Maine is among seven states that Massachusetts will no longer subject to its self quarantine advisory “due to lower infection rates across the northeast region,”

Republican Massachusetts Gov. Charlie Baker said during a press conference on Tuesday.

“These surrounding states, like Massachusetts, are seeing a significant decline in cases and new hospitalizations,” Baker added.

The change in Massachusetts’ coronavirus restrictions is effective Wednesday. Rhode Island, Connecticut, Vermont, New Hampshire, New York and New Jersey are the other states cited. Visitors from all other states will still need to quarantine, Baker said. So will returning Massachusetts residents, unless they are returning from one of the aforementioned states.
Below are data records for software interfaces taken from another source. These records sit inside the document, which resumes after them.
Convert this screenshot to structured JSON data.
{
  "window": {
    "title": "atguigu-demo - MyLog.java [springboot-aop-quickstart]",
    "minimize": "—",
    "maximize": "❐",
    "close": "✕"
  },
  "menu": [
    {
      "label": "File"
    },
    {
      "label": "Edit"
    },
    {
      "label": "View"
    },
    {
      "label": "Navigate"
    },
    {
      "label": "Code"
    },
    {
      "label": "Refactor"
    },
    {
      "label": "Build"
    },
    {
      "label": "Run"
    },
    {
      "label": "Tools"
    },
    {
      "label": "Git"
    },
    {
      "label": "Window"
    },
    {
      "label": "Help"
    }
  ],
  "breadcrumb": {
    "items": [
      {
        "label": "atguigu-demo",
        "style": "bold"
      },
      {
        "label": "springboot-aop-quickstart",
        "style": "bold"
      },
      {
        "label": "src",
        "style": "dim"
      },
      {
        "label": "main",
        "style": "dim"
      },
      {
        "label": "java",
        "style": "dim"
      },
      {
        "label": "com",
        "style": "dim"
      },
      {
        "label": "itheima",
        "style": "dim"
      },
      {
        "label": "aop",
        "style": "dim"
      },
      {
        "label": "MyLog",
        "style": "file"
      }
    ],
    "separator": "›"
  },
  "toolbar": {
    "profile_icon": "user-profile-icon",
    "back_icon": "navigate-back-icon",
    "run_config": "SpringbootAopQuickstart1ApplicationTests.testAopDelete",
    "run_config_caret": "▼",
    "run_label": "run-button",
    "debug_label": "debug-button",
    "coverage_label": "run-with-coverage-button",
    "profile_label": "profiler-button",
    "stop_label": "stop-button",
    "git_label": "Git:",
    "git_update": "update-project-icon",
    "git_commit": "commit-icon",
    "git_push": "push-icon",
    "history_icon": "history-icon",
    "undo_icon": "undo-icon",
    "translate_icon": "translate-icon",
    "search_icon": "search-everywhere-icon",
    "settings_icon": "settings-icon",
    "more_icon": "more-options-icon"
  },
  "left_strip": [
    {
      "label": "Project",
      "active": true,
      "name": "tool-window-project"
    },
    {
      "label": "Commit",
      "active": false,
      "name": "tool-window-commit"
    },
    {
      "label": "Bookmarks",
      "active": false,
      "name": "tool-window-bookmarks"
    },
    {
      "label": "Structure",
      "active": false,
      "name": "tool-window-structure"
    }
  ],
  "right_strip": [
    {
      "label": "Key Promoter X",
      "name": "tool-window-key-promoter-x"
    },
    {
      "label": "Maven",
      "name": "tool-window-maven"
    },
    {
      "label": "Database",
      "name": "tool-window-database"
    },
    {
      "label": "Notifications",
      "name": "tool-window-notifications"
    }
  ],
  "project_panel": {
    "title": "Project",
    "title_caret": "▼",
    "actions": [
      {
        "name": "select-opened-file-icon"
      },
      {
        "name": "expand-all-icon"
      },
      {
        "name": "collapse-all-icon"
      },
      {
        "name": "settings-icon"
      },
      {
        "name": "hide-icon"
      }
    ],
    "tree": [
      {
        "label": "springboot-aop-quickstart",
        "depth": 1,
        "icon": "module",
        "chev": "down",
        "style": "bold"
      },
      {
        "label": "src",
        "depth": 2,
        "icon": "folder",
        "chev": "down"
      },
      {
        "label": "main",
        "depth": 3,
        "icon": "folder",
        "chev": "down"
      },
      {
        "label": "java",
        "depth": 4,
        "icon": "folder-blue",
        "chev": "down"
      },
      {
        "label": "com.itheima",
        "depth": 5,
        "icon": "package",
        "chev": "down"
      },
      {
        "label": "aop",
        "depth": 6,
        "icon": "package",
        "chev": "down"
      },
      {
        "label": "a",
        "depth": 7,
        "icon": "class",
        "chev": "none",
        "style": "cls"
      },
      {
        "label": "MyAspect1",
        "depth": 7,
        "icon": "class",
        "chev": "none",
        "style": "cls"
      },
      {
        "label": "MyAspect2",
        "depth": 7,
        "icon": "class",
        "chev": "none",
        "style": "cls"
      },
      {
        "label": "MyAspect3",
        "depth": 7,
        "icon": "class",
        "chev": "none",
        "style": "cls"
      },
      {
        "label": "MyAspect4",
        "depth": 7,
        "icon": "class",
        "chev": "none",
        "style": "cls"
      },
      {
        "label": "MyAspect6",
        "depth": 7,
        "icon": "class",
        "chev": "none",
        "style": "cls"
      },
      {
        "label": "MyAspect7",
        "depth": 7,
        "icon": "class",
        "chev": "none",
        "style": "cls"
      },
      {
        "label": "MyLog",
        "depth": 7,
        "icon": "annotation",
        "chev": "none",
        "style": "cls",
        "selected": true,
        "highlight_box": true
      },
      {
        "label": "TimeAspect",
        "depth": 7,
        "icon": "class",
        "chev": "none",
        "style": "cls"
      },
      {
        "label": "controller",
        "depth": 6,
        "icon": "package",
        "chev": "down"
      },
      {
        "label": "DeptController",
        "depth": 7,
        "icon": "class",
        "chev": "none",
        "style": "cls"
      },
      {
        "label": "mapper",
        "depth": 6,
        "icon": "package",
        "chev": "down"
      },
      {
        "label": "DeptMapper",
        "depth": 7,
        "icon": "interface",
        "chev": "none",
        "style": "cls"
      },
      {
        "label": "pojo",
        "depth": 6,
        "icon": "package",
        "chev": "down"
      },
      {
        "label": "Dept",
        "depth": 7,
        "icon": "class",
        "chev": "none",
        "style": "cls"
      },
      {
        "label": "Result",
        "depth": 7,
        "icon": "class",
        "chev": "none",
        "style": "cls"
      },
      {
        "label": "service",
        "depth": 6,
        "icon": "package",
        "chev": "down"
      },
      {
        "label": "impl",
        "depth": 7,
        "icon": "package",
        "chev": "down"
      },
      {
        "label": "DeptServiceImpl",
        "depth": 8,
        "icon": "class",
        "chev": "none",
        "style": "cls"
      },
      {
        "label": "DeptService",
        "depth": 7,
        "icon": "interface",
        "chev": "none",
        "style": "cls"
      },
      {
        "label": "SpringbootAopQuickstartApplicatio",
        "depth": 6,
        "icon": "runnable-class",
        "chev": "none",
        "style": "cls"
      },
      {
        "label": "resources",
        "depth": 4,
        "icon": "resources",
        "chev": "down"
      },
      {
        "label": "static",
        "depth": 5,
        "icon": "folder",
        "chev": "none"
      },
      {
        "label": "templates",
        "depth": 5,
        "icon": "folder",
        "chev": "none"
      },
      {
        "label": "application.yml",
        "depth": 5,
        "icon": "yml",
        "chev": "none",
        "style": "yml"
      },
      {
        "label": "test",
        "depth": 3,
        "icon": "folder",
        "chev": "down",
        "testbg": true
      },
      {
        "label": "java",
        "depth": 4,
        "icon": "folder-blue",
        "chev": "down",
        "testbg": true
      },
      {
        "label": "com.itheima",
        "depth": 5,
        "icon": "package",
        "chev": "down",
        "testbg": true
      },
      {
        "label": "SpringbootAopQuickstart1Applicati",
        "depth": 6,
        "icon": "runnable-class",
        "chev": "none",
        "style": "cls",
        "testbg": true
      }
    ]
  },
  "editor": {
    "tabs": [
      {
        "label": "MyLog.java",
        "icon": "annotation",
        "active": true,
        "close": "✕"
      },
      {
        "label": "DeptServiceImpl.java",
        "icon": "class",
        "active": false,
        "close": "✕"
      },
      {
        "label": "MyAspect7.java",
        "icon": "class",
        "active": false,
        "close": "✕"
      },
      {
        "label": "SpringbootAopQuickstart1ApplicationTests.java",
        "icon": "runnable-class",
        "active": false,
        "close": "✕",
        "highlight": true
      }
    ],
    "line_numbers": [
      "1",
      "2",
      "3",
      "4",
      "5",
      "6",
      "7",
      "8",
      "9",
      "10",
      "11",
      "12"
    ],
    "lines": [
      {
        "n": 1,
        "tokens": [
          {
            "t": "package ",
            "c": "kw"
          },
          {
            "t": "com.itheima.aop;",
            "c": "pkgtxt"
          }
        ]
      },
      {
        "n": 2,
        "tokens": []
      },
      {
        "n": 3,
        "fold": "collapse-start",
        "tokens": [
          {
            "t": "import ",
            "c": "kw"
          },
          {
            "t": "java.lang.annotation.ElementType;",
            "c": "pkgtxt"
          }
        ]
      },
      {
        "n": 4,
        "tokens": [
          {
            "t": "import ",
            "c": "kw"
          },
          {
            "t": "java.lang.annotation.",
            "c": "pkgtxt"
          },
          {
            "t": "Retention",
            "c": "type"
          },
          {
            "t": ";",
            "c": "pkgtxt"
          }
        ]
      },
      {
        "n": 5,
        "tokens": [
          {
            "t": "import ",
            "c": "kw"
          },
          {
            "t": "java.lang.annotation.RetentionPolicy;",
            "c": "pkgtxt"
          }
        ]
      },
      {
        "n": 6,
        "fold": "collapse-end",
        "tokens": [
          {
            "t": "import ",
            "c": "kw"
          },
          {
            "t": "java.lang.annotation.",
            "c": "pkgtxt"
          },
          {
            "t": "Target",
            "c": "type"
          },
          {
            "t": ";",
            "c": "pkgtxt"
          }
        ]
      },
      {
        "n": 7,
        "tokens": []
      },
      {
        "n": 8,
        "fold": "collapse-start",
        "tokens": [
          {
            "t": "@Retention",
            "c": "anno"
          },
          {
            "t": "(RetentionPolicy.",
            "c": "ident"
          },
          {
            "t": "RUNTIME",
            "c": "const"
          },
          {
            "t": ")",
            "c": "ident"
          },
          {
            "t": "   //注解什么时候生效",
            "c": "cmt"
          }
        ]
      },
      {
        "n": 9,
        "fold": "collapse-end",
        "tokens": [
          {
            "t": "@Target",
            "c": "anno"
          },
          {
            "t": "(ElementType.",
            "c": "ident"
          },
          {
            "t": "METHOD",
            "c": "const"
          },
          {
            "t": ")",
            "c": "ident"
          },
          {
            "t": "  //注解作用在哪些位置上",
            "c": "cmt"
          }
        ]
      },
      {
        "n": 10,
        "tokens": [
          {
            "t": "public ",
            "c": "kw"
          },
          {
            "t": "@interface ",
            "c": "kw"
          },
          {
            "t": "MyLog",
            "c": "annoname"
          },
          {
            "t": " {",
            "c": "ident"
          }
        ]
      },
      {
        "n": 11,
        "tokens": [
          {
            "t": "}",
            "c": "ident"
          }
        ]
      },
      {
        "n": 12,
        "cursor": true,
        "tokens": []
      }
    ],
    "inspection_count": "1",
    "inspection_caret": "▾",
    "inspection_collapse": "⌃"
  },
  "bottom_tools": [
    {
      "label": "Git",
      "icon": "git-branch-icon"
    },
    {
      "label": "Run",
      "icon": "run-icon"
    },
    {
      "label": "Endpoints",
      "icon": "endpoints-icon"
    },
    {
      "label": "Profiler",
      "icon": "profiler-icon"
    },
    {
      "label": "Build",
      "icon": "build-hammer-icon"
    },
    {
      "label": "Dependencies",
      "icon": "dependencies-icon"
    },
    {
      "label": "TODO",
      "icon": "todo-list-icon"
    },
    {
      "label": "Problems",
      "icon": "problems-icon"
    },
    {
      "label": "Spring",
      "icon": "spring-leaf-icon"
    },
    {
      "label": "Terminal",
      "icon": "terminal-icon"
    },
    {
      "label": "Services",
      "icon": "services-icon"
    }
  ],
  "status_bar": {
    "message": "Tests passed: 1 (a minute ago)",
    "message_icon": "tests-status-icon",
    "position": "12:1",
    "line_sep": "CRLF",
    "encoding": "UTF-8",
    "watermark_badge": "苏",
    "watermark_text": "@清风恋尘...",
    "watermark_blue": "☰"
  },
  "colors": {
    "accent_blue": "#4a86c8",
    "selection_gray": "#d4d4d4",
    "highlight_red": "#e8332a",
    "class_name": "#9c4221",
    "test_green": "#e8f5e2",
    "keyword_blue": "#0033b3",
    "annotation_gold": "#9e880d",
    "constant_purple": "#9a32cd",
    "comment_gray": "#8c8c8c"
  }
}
Maine still requires those from Massachusetts and every other state except New Hampshire and Vermont to quarantine for 14 days unless they are in essential jobs or they can provide test results showing they don’t have COVID-19.

Baker also said both Massachusetts residents and visitors to the state are required to use masks or face coverings in public places where they can’t socially distance, according to The Associated Press.

Correction: A previous version of this story incorrectly called Massachusetts’ quarantine a requirement.